──────── Supplied material ────────
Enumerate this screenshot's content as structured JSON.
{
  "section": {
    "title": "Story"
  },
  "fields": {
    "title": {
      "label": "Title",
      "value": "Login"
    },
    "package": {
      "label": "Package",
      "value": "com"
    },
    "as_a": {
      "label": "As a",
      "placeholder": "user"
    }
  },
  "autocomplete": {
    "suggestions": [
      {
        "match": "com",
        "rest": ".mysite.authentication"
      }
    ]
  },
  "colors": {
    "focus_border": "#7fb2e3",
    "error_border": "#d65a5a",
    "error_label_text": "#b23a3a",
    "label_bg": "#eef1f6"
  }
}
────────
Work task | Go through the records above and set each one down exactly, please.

Answer for this exercise |
Enumerate this screenshot's content as structured JSON.
{
  "section": {
    "title": "Story"
  },
  "fields": {
    "title": {
      "label": "Title",
      "value": "Login"
    },
    "package": {
      "label": "Package",
      "value": "com"
    },
    "as_a": {
      "label": "As a",
      "placeholder": "user"
    }
  },
  "autocomplete": {
    "suggestions": [
      {
        "match": "com",
        "rest": ".mysite.authentication"
      }
    ]
  },
  "colors": {
    "focus_border": "#7fb2e3",
    "error_border": "#d65a5a",
    "error_label_text": "#b23a3a",
    "label_bg": "#eef1f6"
  }
}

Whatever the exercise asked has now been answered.